But the financial crisis and recession have reversed what some economists dubbed the “democratization of credit,” forcing a tough adjustment on both low-income families and the businesses that serve them.

“We saw an extension of credit to a much deeper socioeconomic level, and they got access to the same credit instruments as middle-class and mainstream Americans,”…

The financial crisis has forced lenders to be especially cautious with the riskiest borrowers, a category that low-income families often fall into because their debt tends to be higher relative to income and assets.

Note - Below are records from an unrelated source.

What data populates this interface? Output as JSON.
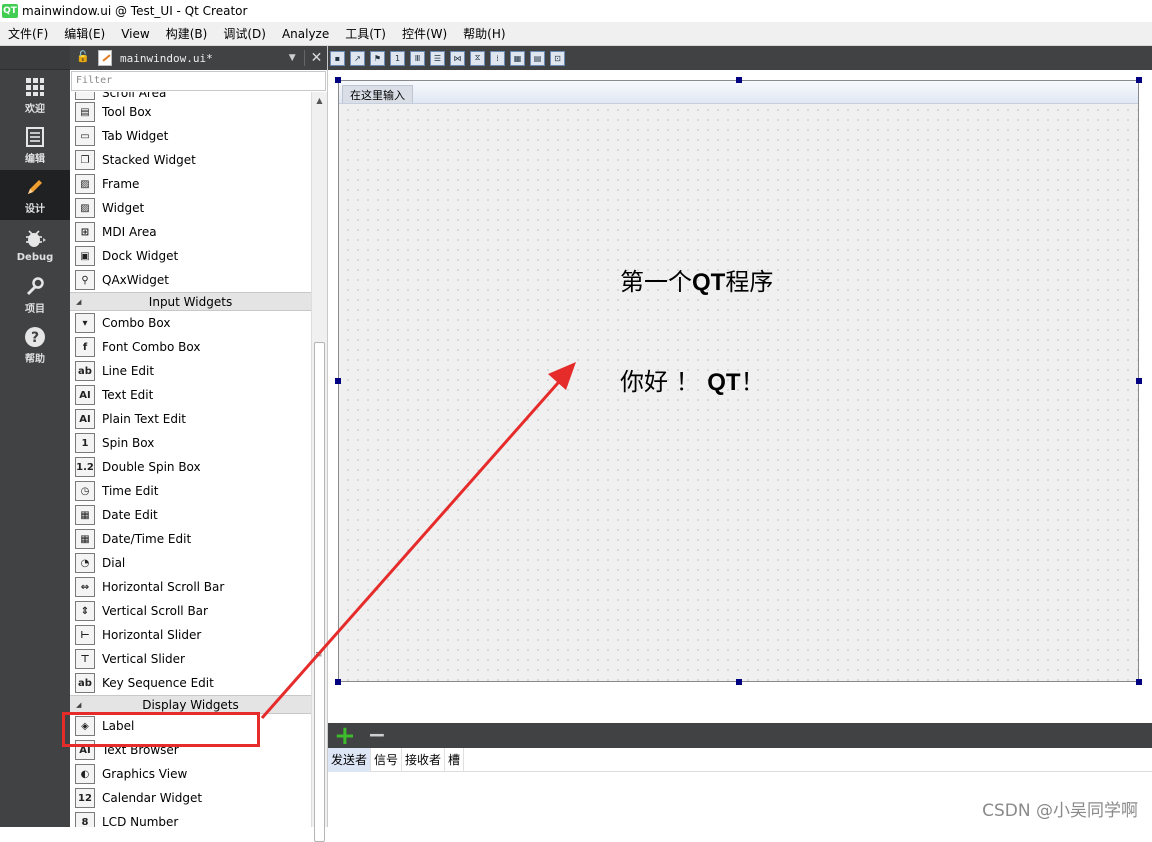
{
  "window": {
    "logo": "QT",
    "title": "mainwindow.ui @ Test_UI - Qt Creator"
  },
  "menubar": {
    "items": [
      "文件(F)",
      "编辑(E)",
      "View",
      "构建(B)",
      "调试(D)",
      "Analyze",
      "工具(T)",
      "控件(W)",
      "帮助(H)"
    ]
  },
  "modes": [
    {
      "label": "欢迎",
      "icon": "grid-icon",
      "active": false
    },
    {
      "label": "编辑",
      "icon": "document-icon",
      "active": false
    },
    {
      "label": "设计",
      "icon": "pencil-icon",
      "active": true
    },
    {
      "label": "Debug",
      "icon": "bug-icon",
      "active": false
    },
    {
      "label": "项目",
      "icon": "wrench-icon",
      "active": false
    },
    {
      "label": "帮助",
      "icon": "help-icon",
      "active": false
    }
  ],
  "editor": {
    "filename": "mainwindow.ui*",
    "filter_placeholder": "Filter"
  },
  "widget_box": {
    "partial_top": "Scroll Area",
    "containers": [
      {
        "label": "Tool Box",
        "glyph": "▤"
      },
      {
        "label": "Tab Widget",
        "glyph": "▭"
      },
      {
        "label": "Stacked Widget",
        "glyph": "❐"
      },
      {
        "label": "Frame",
        "glyph": "▨"
      },
      {
        "label": "Widget",
        "glyph": "▨"
      },
      {
        "label": "MDI Area",
        "glyph": "⊞"
      },
      {
        "label": "Dock Widget",
        "glyph": "▣"
      },
      {
        "label": "QAxWidget",
        "glyph": "⚲"
      }
    ],
    "input_category": "Input Widgets",
    "inputs": [
      {
        "label": "Combo Box",
        "glyph": "▾"
      },
      {
        "label": "Font Combo Box",
        "glyph": "f"
      },
      {
        "label": "Line Edit",
        "glyph": "ab"
      },
      {
        "label": "Text Edit",
        "glyph": "AI"
      },
      {
        "label": "Plain Text Edit",
        "glyph": "AI"
      },
      {
        "label": "Spin Box",
        "glyph": "1"
      },
      {
        "label": "Double Spin Box",
        "glyph": "1.2"
      },
      {
        "label": "Time Edit",
        "glyph": "◷"
      },
      {
        "label": "Date Edit",
        "glyph": "▦"
      },
      {
        "label": "Date/Time Edit",
        "glyph": "▦"
      },
      {
        "label": "Dial",
        "glyph": "◔"
      },
      {
        "label": "Horizontal Scroll Bar",
        "glyph": "⇔"
      },
      {
        "label": "Vertical Scroll Bar",
        "glyph": "⇕"
      },
      {
        "label": "Horizontal Slider",
        "glyph": "⊢"
      },
      {
        "label": "Vertical Slider",
        "glyph": "⊤"
      },
      {
        "label": "Key Sequence Edit",
        "glyph": "ab"
      }
    ],
    "display_category": "Display Widgets",
    "displays": [
      {
        "label": "Label",
        "glyph": "◈"
      },
      {
        "label": "Text Browser",
        "glyph": "AI"
      },
      {
        "label": "Graphics View",
        "glyph": "◐"
      },
      {
        "label": "Calendar Widget",
        "glyph": "12"
      },
      {
        "label": "LCD Number",
        "glyph": "8"
      }
    ]
  },
  "form": {
    "menu_placeholder": "在这里输入",
    "label1_pre": "第一个",
    "label1_bold": "QT",
    "label1_post": "程序",
    "label2_pre": "你好 ！ ",
    "label2_bold": "QT",
    "label2_post": "！"
  },
  "signals": {
    "add": "+",
    "remove": "−",
    "columns": [
      "发送者",
      "信号",
      "接收者",
      "槽"
    ]
  },
  "watermark": "CSDN @小吴同学啊",
  "colors": {
    "annotation_red": "#e62b2b",
    "mode_bar": "#404244",
    "selection_handle": "#000080"
  }
}
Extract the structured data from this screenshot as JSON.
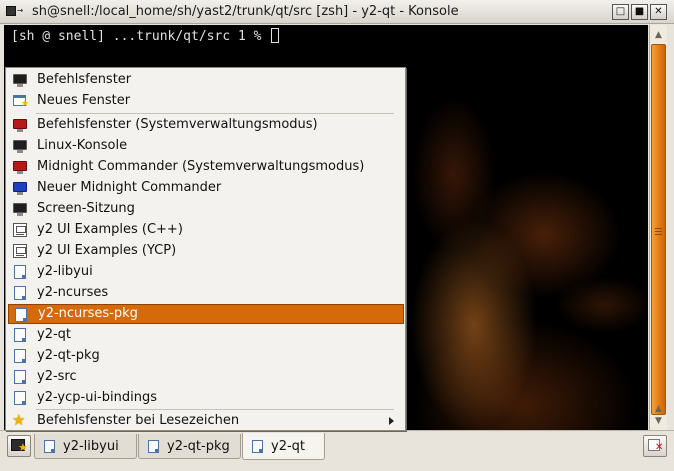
{
  "window": {
    "title": "sh@snell:/local_home/sh/yast2/trunk/qt/src  [zsh] - y2-qt - Konsole",
    "app_icon_arrow": "→",
    "buttons": {
      "minimize": "□",
      "maximize": "■",
      "close": "✕"
    }
  },
  "terminal": {
    "prompt": "[sh @ snell] ...trunk/qt/src 1 % "
  },
  "scrollbar": {
    "arrow_up": "▲",
    "arrow_up_lower": "▲",
    "arrow_down": "▼"
  },
  "menu": {
    "items": [
      {
        "label": "Befehlsfenster",
        "icon": "terminal-icon"
      },
      {
        "label": "Neues Fenster",
        "icon": "new-window-icon"
      },
      {
        "label": "Befehlsfenster (Systemverwaltungsmodus)",
        "icon": "root-terminal-icon"
      },
      {
        "label": "Linux-Konsole",
        "icon": "terminal-icon"
      },
      {
        "label": "Midnight Commander (Systemverwaltungsmodus)",
        "icon": "root-terminal-icon"
      },
      {
        "label": "Neuer Midnight Commander",
        "icon": "midnight-commander-icon"
      },
      {
        "label": "Screen-Sitzung",
        "icon": "terminal-icon"
      },
      {
        "label": "y2 UI Examples (C++)",
        "icon": "ycp-icon"
      },
      {
        "label": "y2 UI Examples (YCP)",
        "icon": "ycp-icon"
      },
      {
        "label": "y2-libyui",
        "icon": "document-icon"
      },
      {
        "label": "y2-ncurses",
        "icon": "document-icon"
      },
      {
        "label": "y2-ncurses-pkg",
        "icon": "document-icon",
        "highlighted": true
      },
      {
        "label": "y2-qt",
        "icon": "document-icon"
      },
      {
        "label": "y2-qt-pkg",
        "icon": "document-icon"
      },
      {
        "label": "y2-src",
        "icon": "document-icon"
      },
      {
        "label": "y2-ycp-ui-bindings",
        "icon": "document-icon"
      },
      {
        "label": "Befehlsfenster bei Lesezeichen",
        "icon": "bookmark-star-icon",
        "submenu": true
      }
    ],
    "highlight_color": "#d56a0b"
  },
  "tabs": [
    {
      "label": "y2-libyui",
      "active": false
    },
    {
      "label": "y2-qt-pkg",
      "active": false
    },
    {
      "label": "y2-qt",
      "active": true
    }
  ],
  "colors": {
    "accent": "#e2780e",
    "terminal_bg": "#000000",
    "menu_bg": "#f4f2ee"
  }
}
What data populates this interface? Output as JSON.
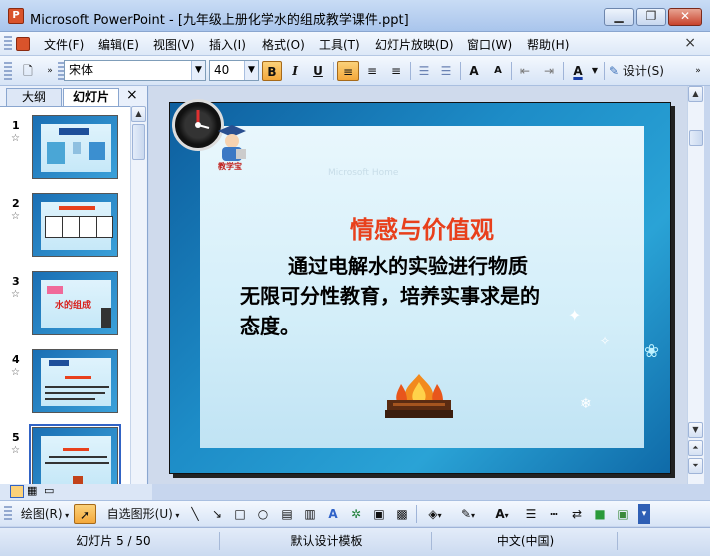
{
  "window": {
    "title": "Microsoft PowerPoint - [九年级上册化学水的组成教学课件.ppt]",
    "app_icon": "powerpoint-icon",
    "controls": [
      "minimize-icon",
      "restore-icon",
      "close-icon"
    ]
  },
  "menu": {
    "items": [
      "文件(F)",
      "编辑(E)",
      "视图(V)",
      "插入(I)",
      "格式(O)",
      "工具(T)",
      "幻灯片放映(D)",
      "窗口(W)",
      "帮助(H)"
    ],
    "close_glyph": "×"
  },
  "toolbar": {
    "font_name": "宋体",
    "font_size": "40",
    "bold": "B",
    "italic": "I",
    "underline": "U",
    "grow": "A",
    "shrink": "A",
    "font_color": "A",
    "design_label": "设计(S)"
  },
  "left_pane": {
    "tabs": [
      "大纲",
      "幻灯片"
    ],
    "close_glyph": "×",
    "slides": [
      {
        "num": "1"
      },
      {
        "num": "2"
      },
      {
        "num": "3",
        "label": "水的组成"
      },
      {
        "num": "4"
      },
      {
        "num": "5"
      }
    ]
  },
  "slide": {
    "logo_caption": "教学宝",
    "faint_text": "Microsoft Home",
    "heading": "情感与价值观",
    "body_lines": [
      "通过电解水的实验进行物质",
      "无限可分性教育，培养实事求是的",
      "态度。"
    ]
  },
  "drawbar": {
    "draw_label": "绘图(R)",
    "autoshape_label": "自选图形(U)"
  },
  "status": {
    "slide_info": "幻灯片 5 / 50",
    "template": "默认设计模板",
    "language": "中文(中国)"
  },
  "colors": {
    "heading": "#e8401c",
    "accent": "#3163c5"
  }
}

Some are turning to wherever they can for credit. A publicly traded pawnshop chain, EZCorp., reported a 37% rise in revenue in the second quarter. “With credit limited and other options disappearing, there are people looking for somewhere they can get emergency cash,” said David Crume, president of the National Pawnbrokers Association.

Cash-strapped workers have long obtained advances through “payday loans,” available at storefront lenders for fees that equate to high annual interest rates. Even that move is not so easy now.

“More customers are walking in the door, but turndowns are up,” said Steven Schlein, a spokesman for the payday-loan industry’s trade group, the Community Financial Services Association of America.

The Journal article also includes a chart showing that the combined delinquency and default rate for lower income groups dramatically exceeds that of higher income groups.  Are lower income groups inherently a poorer credit risk or did lenders create the conditions for default by recklessly granting credit in excess of a borrower’s ability to repay?

The Journal article perhaps should have more appropriately been titled “the marginalization of risk”.   Banks failed miserably in executing their basic mission – lending prudently based on a borrower’s ability to service the debt.   Regulators failed miserably by allowing banks to make inherently unsound loans.  Did the bankers really believe the income numbers supplied by borrowers who “stated” their income?  What were the regulators thinking when they allowed banks to lend money without considering a borrower’s income, such as with “no doc” loans?

The long term adverse economic consequences of reckless lending are now obvious – the bigger tragedy is that it was allowed to happen in the first place.